Reform and Transformation in the Middle East and North Africa

Past Program

Mar 27 - Mar 29, 2014

Strengthening Diversity and Inclusion in Egypt, Libya, Tunisia and Yemen


“Diversity is what we have. Inclusion is making diversity work,” said a Salzburg Global Fellow at the end of Salzburg Global Seminar Session 508, Getting Transition Right: A Rights-Based Approach to Diversity and Inclusivity

The Arab-MENA region is full of diverse voices that have often struggled to work cohesively. Despite coming together to demand change in 2011, fracture lines within these revolutionary countries seem more prevalent than ever. In light of the unique challenges facing MENA countries in transition, approximately forty activists, influencers and knowledge-bearers from across the Arab region and around the world gathered at Salzburg Global Seminar in November 2013, to confront a basic question: how can civil society encourage these countries to embrace diversity and foster inclusion?  At the close of the November seminar, groups presented draft recommendations and thoughts on possible next steps.  

Session 544 directly followed up on the work of Session 508, and took the work a step deeper.  The program brought together key participants to help identify strategic directions for improved inclusivity to aid transition processes in Egypt, Libya, Tunisia and Yemen. These countries were selected specifically because they are in the midst of difficult transitions and can pilot new approaches to diversity and inclusion for the Arab region.  

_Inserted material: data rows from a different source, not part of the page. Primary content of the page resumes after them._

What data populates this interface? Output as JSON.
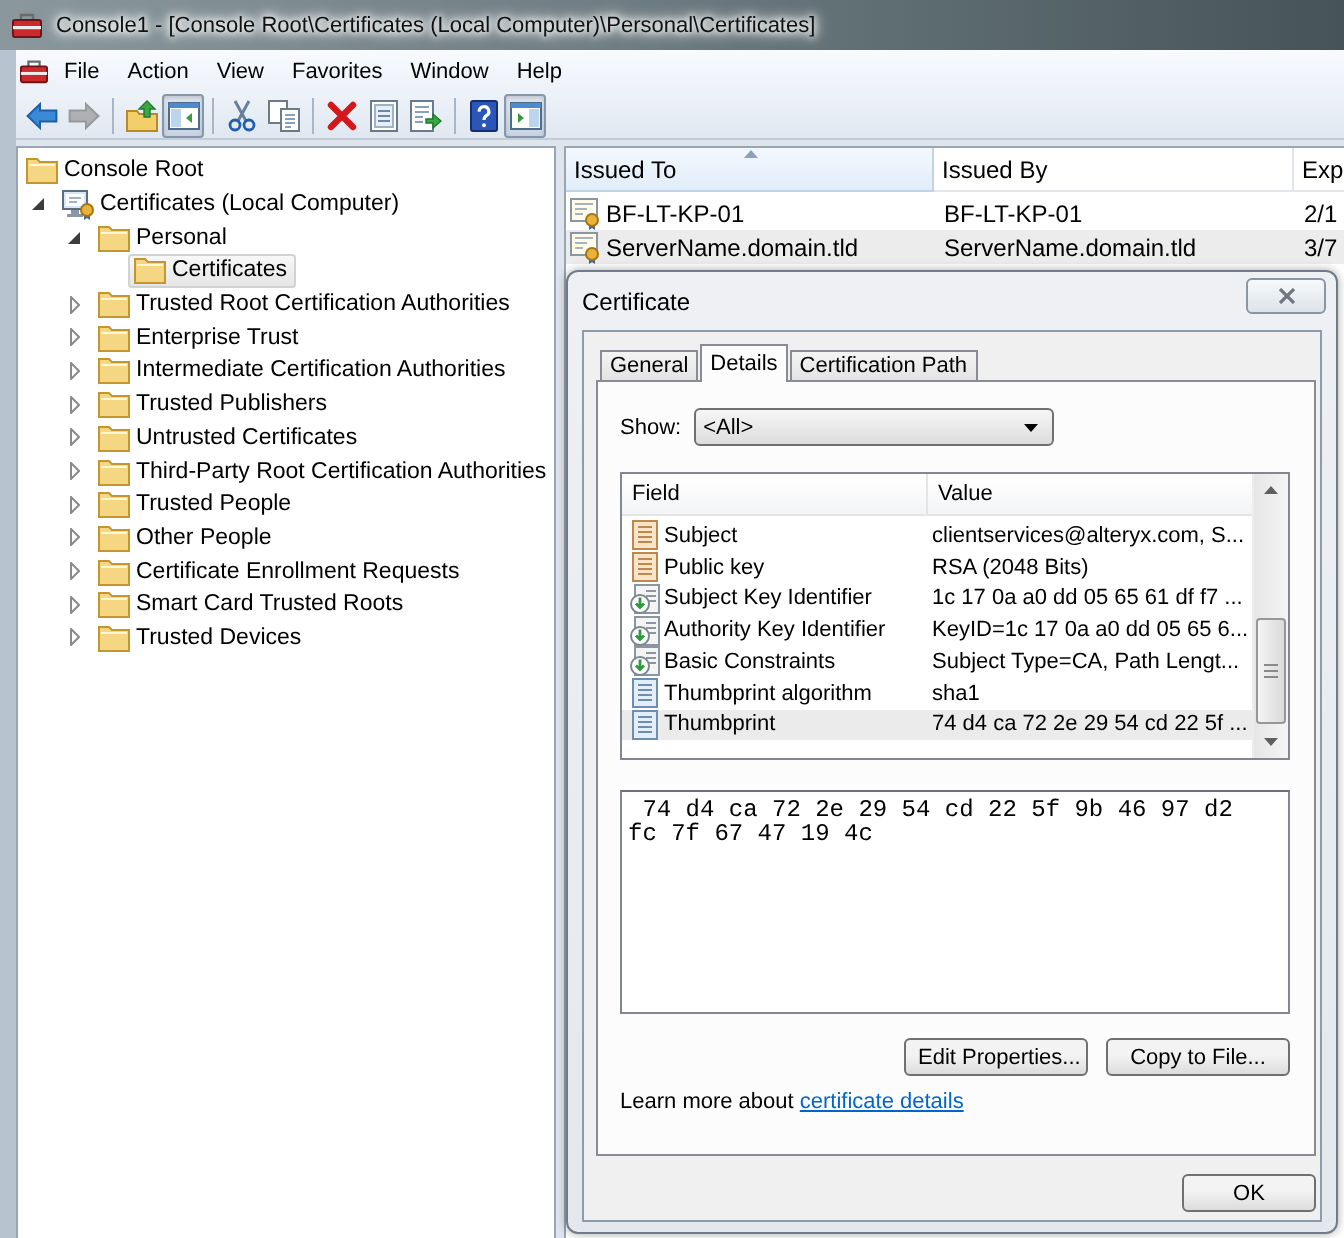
{
  "window": {
    "title": "Console1 - [Console Root\\Certificates (Local Computer)\\Personal\\Certificates]"
  },
  "menu": [
    "File",
    "Action",
    "View",
    "Favorites",
    "Window",
    "Help"
  ],
  "toolbar": [
    [
      {
        "kind": "back",
        "disabled": false,
        "pressed": false
      },
      {
        "kind": "forward",
        "disabled": true,
        "pressed": false
      }
    ],
    [
      {
        "kind": "up",
        "disabled": false,
        "pressed": false
      },
      {
        "kind": "tree_pane",
        "disabled": false,
        "pressed": true
      }
    ],
    [
      {
        "kind": "cut",
        "disabled": false,
        "pressed": false
      },
      {
        "kind": "copy",
        "disabled": false,
        "pressed": false
      }
    ],
    [
      {
        "kind": "delete",
        "disabled": false,
        "pressed": false
      },
      {
        "kind": "properties",
        "disabled": false,
        "pressed": false
      },
      {
        "kind": "export",
        "disabled": false,
        "pressed": false
      }
    ],
    [
      {
        "kind": "help",
        "disabled": false,
        "pressed": false
      },
      {
        "kind": "action_pane",
        "disabled": false,
        "pressed": true
      }
    ]
  ],
  "tree": [
    {
      "label": "Console Root",
      "kind": "folder",
      "expandable": false,
      "selected": false,
      "children": [
        {
          "label": "Certificates (Local Computer)",
          "kind": "store",
          "expandable": true,
          "expanded": true,
          "selected": false,
          "children": [
            {
              "label": "Personal",
              "kind": "folder",
              "expandable": true,
              "expanded": true,
              "selected": false,
              "children": [
                {
                  "label": "Certificates",
                  "kind": "folder",
                  "expandable": false,
                  "selected": true
                }
              ]
            },
            {
              "label": "Trusted Root Certification Authorities",
              "kind": "folder",
              "expandable": true,
              "expanded": false,
              "selected": false
            },
            {
              "label": "Enterprise Trust",
              "kind": "folder",
              "expandable": true,
              "expanded": false,
              "selected": false
            },
            {
              "label": "Intermediate Certification Authorities",
              "kind": "folder",
              "expandable": true,
              "expanded": false,
              "selected": false
            },
            {
              "label": "Trusted Publishers",
              "kind": "folder",
              "expandable": true,
              "expanded": false,
              "selected": false
            },
            {
              "label": "Untrusted Certificates",
              "kind": "folder",
              "expandable": true,
              "expanded": false,
              "selected": false
            },
            {
              "label": "Third-Party Root Certification Authorities",
              "kind": "folder",
              "expandable": true,
              "expanded": false,
              "selected": false
            },
            {
              "label": "Trusted People",
              "kind": "folder",
              "expandable": true,
              "expanded": false,
              "selected": false
            },
            {
              "label": "Other People",
              "kind": "folder",
              "expandable": true,
              "expanded": false,
              "selected": false
            },
            {
              "label": "Certificate Enrollment Requests",
              "kind": "folder",
              "expandable": true,
              "expanded": false,
              "selected": false
            },
            {
              "label": "Smart Card Trusted Roots",
              "kind": "folder",
              "expandable": true,
              "expanded": false,
              "selected": false
            },
            {
              "label": "Trusted Devices",
              "kind": "folder",
              "expandable": true,
              "expanded": false,
              "selected": false
            }
          ]
        }
      ]
    }
  ],
  "list": {
    "columns": [
      {
        "label": "Issued To",
        "sorted": true
      },
      {
        "label": "Issued By",
        "sorted": false
      },
      {
        "label": "Exp",
        "sorted": false
      }
    ],
    "rows": [
      {
        "cells": [
          "BF-LT-KP-01",
          "BF-LT-KP-01",
          "2/1"
        ],
        "selected": false
      },
      {
        "cells": [
          "ServerName.domain.tld",
          "ServerName.domain.tld",
          "3/7"
        ],
        "selected": true
      }
    ]
  },
  "dialog": {
    "title": "Certificate",
    "tabs": [
      {
        "label": "General",
        "selected": false
      },
      {
        "label": "Details",
        "selected": true
      },
      {
        "label": "Certification Path",
        "selected": false
      }
    ],
    "show": {
      "label": "Show:",
      "value": "<All>"
    },
    "fields": {
      "columns": [
        "Field",
        "Value"
      ],
      "rows": [
        {
          "kind": "attribute",
          "field": "Subject",
          "value": "clientservices@alteryx.com, S...",
          "selected": false
        },
        {
          "kind": "attribute",
          "field": "Public key",
          "value": "RSA (2048 Bits)",
          "selected": false
        },
        {
          "kind": "extension",
          "field": "Subject Key Identifier",
          "value": "1c 17 0a a0 dd 05 65 61 df f7 ...",
          "selected": false
        },
        {
          "kind": "extension",
          "field": "Authority Key Identifier",
          "value": "KeyID=1c 17 0a a0 dd 05 65 6...",
          "selected": false
        },
        {
          "kind": "extension",
          "field": "Basic Constraints",
          "value": "Subject Type=CA, Path Lengt...",
          "selected": false
        },
        {
          "kind": "property",
          "field": "Thumbprint algorithm",
          "value": "sha1",
          "selected": false
        },
        {
          "kind": "property",
          "field": "Thumbprint",
          "value": "74 d4 ca 72 2e 29 54 cd 22 5f ...",
          "selected": true
        }
      ]
    },
    "value_box": {
      "value": "74 d4 ca 72 2e 29 54 cd 22 5f 9b 46 97 d2 fc 7f 67 47 19 4c"
    },
    "buttons": [
      "Edit Properties...",
      "Copy to File..."
    ],
    "learn_more": {
      "text": "Learn more about",
      "link": "certificate details"
    },
    "ok_button": "OK"
  }
}
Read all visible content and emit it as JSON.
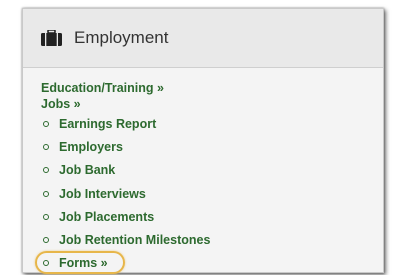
{
  "panel": {
    "title": "Employment",
    "icon": "briefcase-icon"
  },
  "categories": [
    {
      "label": "Education/Training »"
    },
    {
      "label": "Jobs »"
    }
  ],
  "jobs_items": [
    {
      "label": "Earnings Report"
    },
    {
      "label": "Employers"
    },
    {
      "label": "Job Bank"
    },
    {
      "label": "Job Interviews"
    },
    {
      "label": "Job Placements"
    },
    {
      "label": "Job Retention Milestones"
    },
    {
      "label": "Forms »",
      "highlighted": true
    }
  ],
  "colors": {
    "link": "#2d6a2f",
    "highlight": "#e7b64a"
  }
}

Participating Salzburg Global Fellows included civil society activists and human rights experts.  Diversity in the region cuts along multiple axes: gender, religion, culture, race, ethnicity, age, physical ability, and geographic location. Excluded communities weave among and beyond these categories to further include refugees, migrant workers, stateless persons, and those of unpopular political affiliations. In attempting to discern how civil society can encourage the integration of these communities, the Salzburg Global Fellows wrestled with the dueling requirements of law and culture. Both must shift if these countries are to truly champion a spirit of inclusion, and focusing on effecting policies and policy processes were identified as key levers for change.  

Related Session Reports

In November 2013 in partnership with the Arab Human Rights Fund, Salzburg Global Seminar held the session Getting Transition Right: A Rights-Based Approach Towards Diversity and Inclusivity. Participants from this session returned to Salzburg for session 544.

Download the summary report

Related Readings

Reclaiming the Streets for Women’s Dignity: Effective Initiatives in the Struggle Against Gender-Based Violence In Between Egypt’s Two Revolutions

by Salzburg Global Fellow Mariz Tadros, Institute Of Development Studies, University Of Sussex, UK

Open article

Getting Transition Right

By Louise Hallman, Salzburg Global Editor, openDemocracy

Read article